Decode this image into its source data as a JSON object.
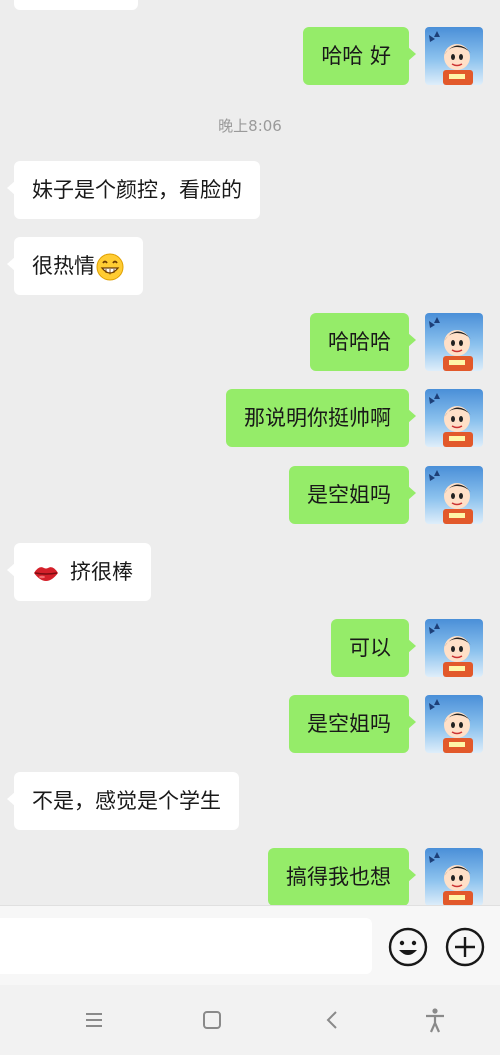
{
  "chat": {
    "timestamp": "晚上8:06",
    "messages": [
      {
        "side": "out",
        "text": "哈哈 好"
      },
      {
        "side": "in",
        "text": "妹子是个颜控，看脸的"
      },
      {
        "side": "in",
        "text": "很热情",
        "emoji": "grin-emoji"
      },
      {
        "side": "out",
        "text": "哈哈哈"
      },
      {
        "side": "out",
        "text": "那说明你挺帅啊"
      },
      {
        "side": "out",
        "text": "是空姐吗"
      },
      {
        "side": "in",
        "text": "挤很棒",
        "emoji_before": "lips-emoji"
      },
      {
        "side": "out",
        "text": "可以"
      },
      {
        "side": "out",
        "text": "是空姐吗"
      },
      {
        "side": "in",
        "text": "不是，感觉是个学生"
      },
      {
        "side": "out",
        "text": "搞得我也想"
      }
    ]
  },
  "input_bar": {
    "icons": [
      "emoji-icon",
      "plus-icon"
    ]
  },
  "nav_bar": {
    "icons": [
      "menu-icon",
      "home-icon",
      "back-icon",
      "accessibility-icon"
    ]
  },
  "colors": {
    "background": "#ededed",
    "outgoing_bubble": "#95ec69",
    "incoming_bubble": "#ffffff",
    "timestamp": "#9a9a9a"
  }
}
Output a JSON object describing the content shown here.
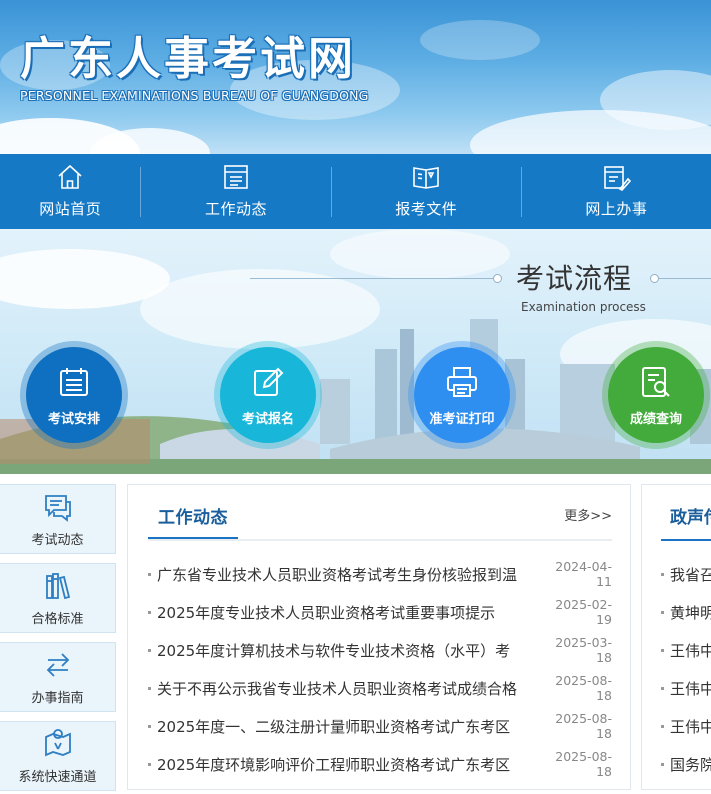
{
  "header": {
    "title": "广东人事考试网",
    "subtitle": "PERSONNEL EXAMINATIONS BUREAU OF GUANGDONG"
  },
  "nav": {
    "items": [
      {
        "label": "网站首页",
        "icon": "home-icon"
      },
      {
        "label": "工作动态",
        "icon": "news-list-icon"
      },
      {
        "label": "报考文件",
        "icon": "open-book-icon"
      },
      {
        "label": "网上办事",
        "icon": "online-service-icon"
      }
    ]
  },
  "process": {
    "title": "考试流程",
    "subtitle": "Examination process",
    "items": [
      {
        "label": "考试安排",
        "icon": "calendar-icon",
        "color": "#0f6fc0"
      },
      {
        "label": "考试报名",
        "icon": "edit-icon",
        "color": "#18b6d9"
      },
      {
        "label": "准考证打印",
        "icon": "printer-icon",
        "color": "#2e8ff0"
      },
      {
        "label": "成绩查询",
        "icon": "score-search-icon",
        "color": "#43ab3c"
      }
    ]
  },
  "sidebar": {
    "items": [
      {
        "label": "考试动态",
        "icon": "chat-icon"
      },
      {
        "label": "合格标准",
        "icon": "books-icon"
      },
      {
        "label": "办事指南",
        "icon": "swap-arrows-icon"
      },
      {
        "label": "系统快速通道",
        "icon": "map-pin-icon"
      }
    ]
  },
  "news": {
    "title": "工作动态",
    "more": "更多>>",
    "items": [
      {
        "text": "广东省专业技术人员职业资格考试考生身份核验报到温",
        "date": "2024-04-11"
      },
      {
        "text": "2025年度专业技术人员职业资格考试重要事项提示",
        "date": "2025-02-19"
      },
      {
        "text": "2025年度计算机技术与软件专业技术资格（水平）考",
        "date": "2025-03-18"
      },
      {
        "text": "关于不再公示我省专业技术人员职业资格考试成绩合格",
        "date": "2025-08-18"
      },
      {
        "text": "2025年度一、二级注册计量师职业资格考试广东考区",
        "date": "2025-08-18"
      },
      {
        "text": "2025年度环境影响评价工程师职业资格考试广东考区",
        "date": "2025-08-18"
      }
    ]
  },
  "policy": {
    "title": "政声传",
    "items": [
      {
        "text": "我省召"
      },
      {
        "text": "黄坤明"
      },
      {
        "text": "王伟中"
      },
      {
        "text": "王伟中"
      },
      {
        "text": "王伟中"
      },
      {
        "text": "国务院"
      }
    ]
  },
  "colors": {
    "nav_bg": "#1679c6",
    "title_blue": "#1a5e9c",
    "accent_blue": "#1a73c3"
  }
}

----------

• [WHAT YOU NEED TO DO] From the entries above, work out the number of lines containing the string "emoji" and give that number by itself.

• [TASK ANSWER] 3